Still Image


Jones-Francis Maternity Hall, Georgetown, Sanford, Florida

Accrual Method



History Teacher
Geography Teacher


Originally owned by Marie Jones Francis.
Inherited by Daphne F. Humphrey.

Rights Holder

Copyright to the resource is held by Daphne F. Humphrey and is provided here by RICHES of Central Florida for educational purposes only.

Contributing Project


Firpo, Julio R.

Digital Collection

Source Repository

Private Collection of Daphne F. Humphrey

External Reference

Dickinson, Joy Wallace. A Very Rich Trail: Florida’s Black Heritage is Celebrated in an Updated and Expanded State Publication." The Orlando Sentinel, February 24, 2008, J1.
Moore, Stacy. "Midwife on Job Here 32 Years." The Little Sentinel, April 4, 1979, 26.
Flewellyn, Valada Parker, and the Sanford Historical Society. African Americans of Sanford. Charleston, South Carolina: Arcadia Publishing, 2009.
"Oral History of Daphne F. Humphrey." Interview by Julio R. Firpo. Home of Daphne F. Humphrey. April 8, 2011. Audio record available. RICHES of Central Florida.

Still Image Item Type Metadata

Original Format

1 color photograph

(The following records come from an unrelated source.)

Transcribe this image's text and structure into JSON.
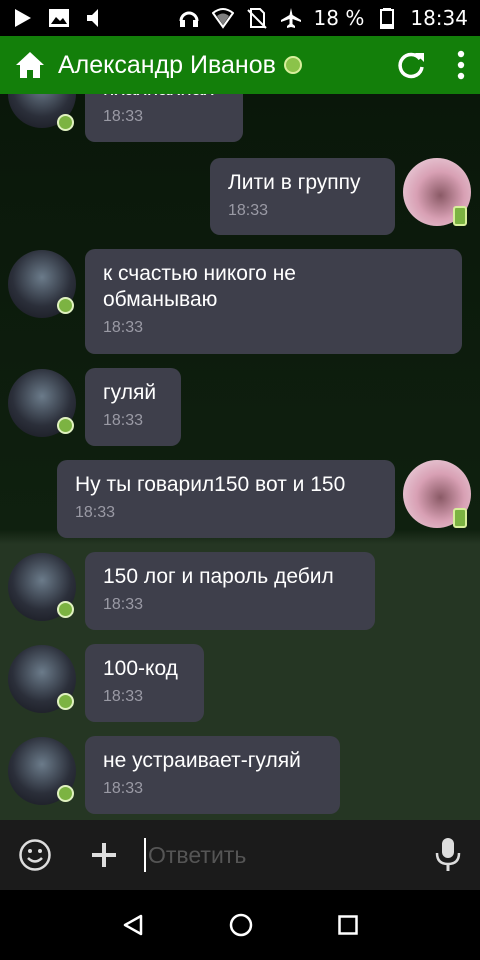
{
  "status_bar": {
    "icons_left": [
      "play-icon",
      "image-icon",
      "volume-icon"
    ],
    "icons_right": [
      "headphones-icon",
      "wifi-icon",
      "no-sim-icon",
      "airplane-icon"
    ],
    "battery_percent": "18 %",
    "time": "18:34"
  },
  "app_bar": {
    "home_icon": "home-icon",
    "contact_name": "Александр Иванов",
    "online": true,
    "refresh_icon": "refresh-icon",
    "menu_icon": "more-vert-icon"
  },
  "messages": [
    {
      "side": "left",
      "text": "пхахпахпах",
      "time": "18:33"
    },
    {
      "side": "right",
      "text": "Лити в группу",
      "time": "18:33"
    },
    {
      "side": "left",
      "text": "к счастью никого не\nобманываю",
      "time": "18:33"
    },
    {
      "side": "left",
      "text": "гуляй",
      "time": "18:33"
    },
    {
      "side": "right",
      "text": "Ну ты говарил150 вот и 150",
      "time": "18:33"
    },
    {
      "side": "left",
      "text": "150 лог и пароль дебил",
      "time": "18:33"
    },
    {
      "side": "left",
      "text": "100-код",
      "time": "18:33"
    },
    {
      "side": "left",
      "text": "не устраивает-гуляй",
      "time": "18:33"
    }
  ],
  "composer": {
    "emoji_icon": "emoji-icon",
    "attach_icon": "plus-icon",
    "placeholder": "Ответить",
    "mic_icon": "microphone-icon"
  },
  "nav_bar": {
    "icons": [
      "back-icon",
      "home-circle-icon",
      "recents-icon"
    ]
  },
  "colors": {
    "app_bar": "#137f0a",
    "bubble": "#3e3f4b",
    "online": "#7cb342"
  }
}
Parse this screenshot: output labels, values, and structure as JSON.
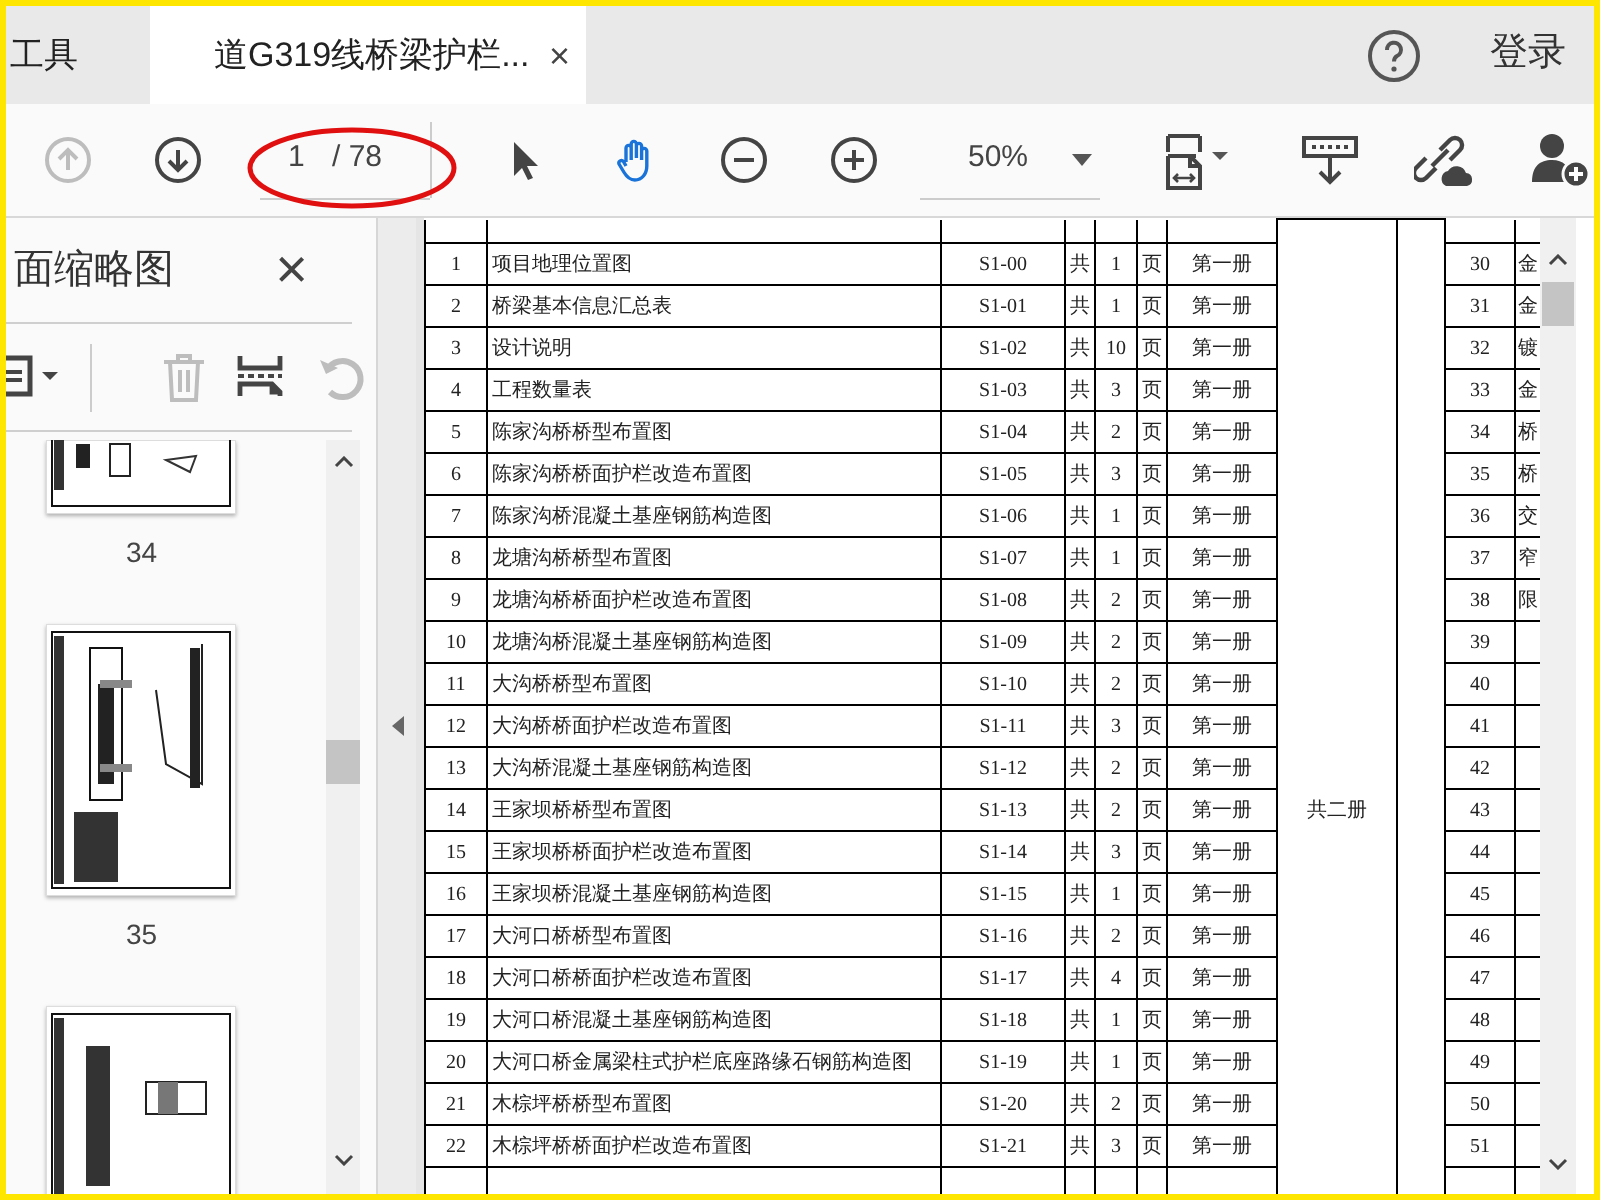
{
  "tabs": [
    {
      "label": "工具",
      "selected": false
    },
    {
      "label": "道G319线桥梁护栏...",
      "selected": true,
      "close": "×"
    }
  ],
  "header_right": {
    "login": "登录"
  },
  "toolbar": {
    "nav": [
      {
        "kind": "prev-page",
        "disabled": true
      },
      {
        "kind": "next-page",
        "disabled": false
      }
    ],
    "page_field": {
      "value": "1"
    },
    "page_count": "/ 78",
    "tools": [
      {
        "kind": "select",
        "selected": false
      },
      {
        "kind": "hand",
        "selected": true
      }
    ],
    "zoom": "50%"
  },
  "sidebar": {
    "title": "面缩略图",
    "close": "×",
    "tools": [
      {
        "kind": "options",
        "disabled": false
      },
      {
        "kind": "delete",
        "disabled": true
      },
      {
        "kind": "extract",
        "disabled": false
      },
      {
        "kind": "rotate",
        "disabled": true
      }
    ],
    "thumbnails": [
      {
        "label": "34"
      },
      {
        "label": "35"
      }
    ]
  },
  "table": {
    "merged_volume": "共二册",
    "rows": [
      {
        "no": "1",
        "name": "项目地理位置图",
        "code": "S1-00",
        "total": "共",
        "count": "1",
        "unit": "页",
        "volume": "第一册"
      },
      {
        "no": "2",
        "name": "桥梁基本信息汇总表",
        "code": "S1-01",
        "total": "共",
        "count": "1",
        "unit": "页",
        "volume": "第一册"
      },
      {
        "no": "3",
        "name": "设计说明",
        "code": "S1-02",
        "total": "共",
        "count": "10",
        "unit": "页",
        "volume": "第一册"
      },
      {
        "no": "4",
        "name": "工程数量表",
        "code": "S1-03",
        "total": "共",
        "count": "3",
        "unit": "页",
        "volume": "第一册"
      },
      {
        "no": "5",
        "name": "陈家沟桥桥型布置图",
        "code": "S1-04",
        "total": "共",
        "count": "2",
        "unit": "页",
        "volume": "第一册"
      },
      {
        "no": "6",
        "name": "陈家沟桥桥面护栏改造布置图",
        "code": "S1-05",
        "total": "共",
        "count": "3",
        "unit": "页",
        "volume": "第一册"
      },
      {
        "no": "7",
        "name": "陈家沟桥混凝土基座钢筋构造图",
        "code": "S1-06",
        "total": "共",
        "count": "1",
        "unit": "页",
        "volume": "第一册"
      },
      {
        "no": "8",
        "name": "龙塘沟桥桥型布置图",
        "code": "S1-07",
        "total": "共",
        "count": "1",
        "unit": "页",
        "volume": "第一册"
      },
      {
        "no": "9",
        "name": "龙塘沟桥桥面护栏改造布置图",
        "code": "S1-08",
        "total": "共",
        "count": "2",
        "unit": "页",
        "volume": "第一册"
      },
      {
        "no": "10",
        "name": "龙塘沟桥混凝土基座钢筋构造图",
        "code": "S1-09",
        "total": "共",
        "count": "2",
        "unit": "页",
        "volume": "第一册"
      },
      {
        "no": "11",
        "name": "大沟桥桥型布置图",
        "code": "S1-10",
        "total": "共",
        "count": "2",
        "unit": "页",
        "volume": "第一册"
      },
      {
        "no": "12",
        "name": "大沟桥桥面护栏改造布置图",
        "code": "S1-11",
        "total": "共",
        "count": "3",
        "unit": "页",
        "volume": "第一册"
      },
      {
        "no": "13",
        "name": "大沟桥混凝土基座钢筋构造图",
        "code": "S1-12",
        "total": "共",
        "count": "2",
        "unit": "页",
        "volume": "第一册"
      },
      {
        "no": "14",
        "name": "王家坝桥桥型布置图",
        "code": "S1-13",
        "total": "共",
        "count": "2",
        "unit": "页",
        "volume": "第一册"
      },
      {
        "no": "15",
        "name": "王家坝桥桥面护栏改造布置图",
        "code": "S1-14",
        "total": "共",
        "count": "3",
        "unit": "页",
        "volume": "第一册"
      },
      {
        "no": "16",
        "name": "王家坝桥混凝土基座钢筋构造图",
        "code": "S1-15",
        "total": "共",
        "count": "1",
        "unit": "页",
        "volume": "第一册"
      },
      {
        "no": "17",
        "name": "大河口桥桥型布置图",
        "code": "S1-16",
        "total": "共",
        "count": "2",
        "unit": "页",
        "volume": "第一册"
      },
      {
        "no": "18",
        "name": "大河口桥桥面护栏改造布置图",
        "code": "S1-17",
        "total": "共",
        "count": "4",
        "unit": "页",
        "volume": "第一册"
      },
      {
        "no": "19",
        "name": "大河口桥混凝土基座钢筋构造图",
        "code": "S1-18",
        "total": "共",
        "count": "1",
        "unit": "页",
        "volume": "第一册"
      },
      {
        "no": "20",
        "name": "大河口桥金属梁柱式护栏底座路缘石钢筋构造图",
        "code": "S1-19",
        "total": "共",
        "count": "1",
        "unit": "页",
        "volume": "第一册"
      },
      {
        "no": "21",
        "name": "木棕坪桥桥型布置图",
        "code": "S1-20",
        "total": "共",
        "count": "2",
        "unit": "页",
        "volume": "第一册"
      },
      {
        "no": "22",
        "name": "木棕坪桥桥面护栏改造布置图",
        "code": "S1-21",
        "total": "共",
        "count": "3",
        "unit": "页",
        "volume": "第一册"
      }
    ],
    "right_rows": [
      {
        "no": "30",
        "text": "金"
      },
      {
        "no": "31",
        "text": "金"
      },
      {
        "no": "32",
        "text": "镀"
      },
      {
        "no": "33",
        "text": "金"
      },
      {
        "no": "34",
        "text": "桥"
      },
      {
        "no": "35",
        "text": "桥"
      },
      {
        "no": "36",
        "text": "交"
      },
      {
        "no": "37",
        "text": "窄"
      },
      {
        "no": "38",
        "text": "限"
      },
      {
        "no": "39"
      },
      {
        "no": "40"
      },
      {
        "no": "41"
      },
      {
        "no": "42"
      },
      {
        "no": "43"
      },
      {
        "no": "44"
      },
      {
        "no": "45"
      },
      {
        "no": "46"
      },
      {
        "no": "47"
      },
      {
        "no": "48"
      },
      {
        "no": "49"
      },
      {
        "no": "50"
      },
      {
        "no": "51"
      }
    ]
  }
}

“Caucasian Mothers with Children at the Jones-Francis Maternity Hall,” RICHES, accessed July 14, 2024,